EconomyPoliticsThe Macroscope

Eastern European Slow Implosion

What happened?

According to the UN’s 2017 Revision of World Population Prospects, nine of the countries at risk of losing a large proportion of their population over the upcoming decades are Eastern European nations. The report sees the move of young workers towards Western countries, noting that the population staying in these countries is getting older. Main contributors to migration of the younger citizens are low income, insufficient growth, and better opportunities in the West.

What does this mean?

Eastern Europe is facing a depopulation crisis. While in Western European countries, economic growth and immigration are boosting fertility rates, neither of these trends can help Eastern European countries. Unfortunately, factors are reaffirming each other. First, losing young, educated workers harms the economy because the number of working adults taking care of pensioners declines. And second, when only old people remain, this boosts the conservative voter base, further reinforcing anti-immigrant sentiments. A clear case in point is the recent reelection of the Hungarian president Viktor Orban: a fiercely anti immigrant leader.

What’s next?

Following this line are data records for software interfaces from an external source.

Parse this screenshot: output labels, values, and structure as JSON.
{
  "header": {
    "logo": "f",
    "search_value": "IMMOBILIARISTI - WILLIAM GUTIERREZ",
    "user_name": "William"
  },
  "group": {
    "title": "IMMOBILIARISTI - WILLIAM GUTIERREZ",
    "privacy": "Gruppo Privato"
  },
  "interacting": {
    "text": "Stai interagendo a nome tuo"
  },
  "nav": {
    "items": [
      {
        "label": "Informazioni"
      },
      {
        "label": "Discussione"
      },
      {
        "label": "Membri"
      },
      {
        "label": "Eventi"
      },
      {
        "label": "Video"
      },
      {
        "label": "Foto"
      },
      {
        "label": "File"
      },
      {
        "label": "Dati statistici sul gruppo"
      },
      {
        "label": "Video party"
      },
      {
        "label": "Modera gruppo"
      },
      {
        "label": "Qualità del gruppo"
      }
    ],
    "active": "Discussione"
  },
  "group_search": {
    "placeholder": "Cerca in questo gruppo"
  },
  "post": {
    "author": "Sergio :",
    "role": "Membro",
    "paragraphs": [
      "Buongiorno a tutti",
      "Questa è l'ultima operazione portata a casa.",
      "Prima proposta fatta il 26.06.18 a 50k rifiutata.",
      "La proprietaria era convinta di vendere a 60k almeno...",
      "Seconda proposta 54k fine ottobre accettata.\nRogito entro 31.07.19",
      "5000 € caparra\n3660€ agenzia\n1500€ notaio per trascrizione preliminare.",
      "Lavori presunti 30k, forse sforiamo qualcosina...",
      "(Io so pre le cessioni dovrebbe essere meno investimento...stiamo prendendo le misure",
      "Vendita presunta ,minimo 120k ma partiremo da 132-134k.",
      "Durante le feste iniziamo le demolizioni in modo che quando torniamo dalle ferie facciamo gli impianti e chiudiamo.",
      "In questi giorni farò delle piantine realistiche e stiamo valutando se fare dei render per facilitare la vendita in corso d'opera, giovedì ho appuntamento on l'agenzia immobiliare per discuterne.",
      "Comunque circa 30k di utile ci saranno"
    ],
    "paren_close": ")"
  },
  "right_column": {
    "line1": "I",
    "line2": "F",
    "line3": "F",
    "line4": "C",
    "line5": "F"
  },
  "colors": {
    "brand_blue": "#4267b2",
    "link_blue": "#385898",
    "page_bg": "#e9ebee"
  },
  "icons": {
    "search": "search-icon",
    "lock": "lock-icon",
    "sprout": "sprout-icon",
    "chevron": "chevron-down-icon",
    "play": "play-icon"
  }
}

If the projections of depopulation hold, next to harming economic growth, this might create a tailwind for populistic parties in the future. Populist parties are creating greater tensions within Europe and further deepening cracks in the 28-nation EU bloc because of political disagreement. As a result, these Eastern European countries will increasingly look elsewhere for partners, accelerating the Eastern European turn to the east.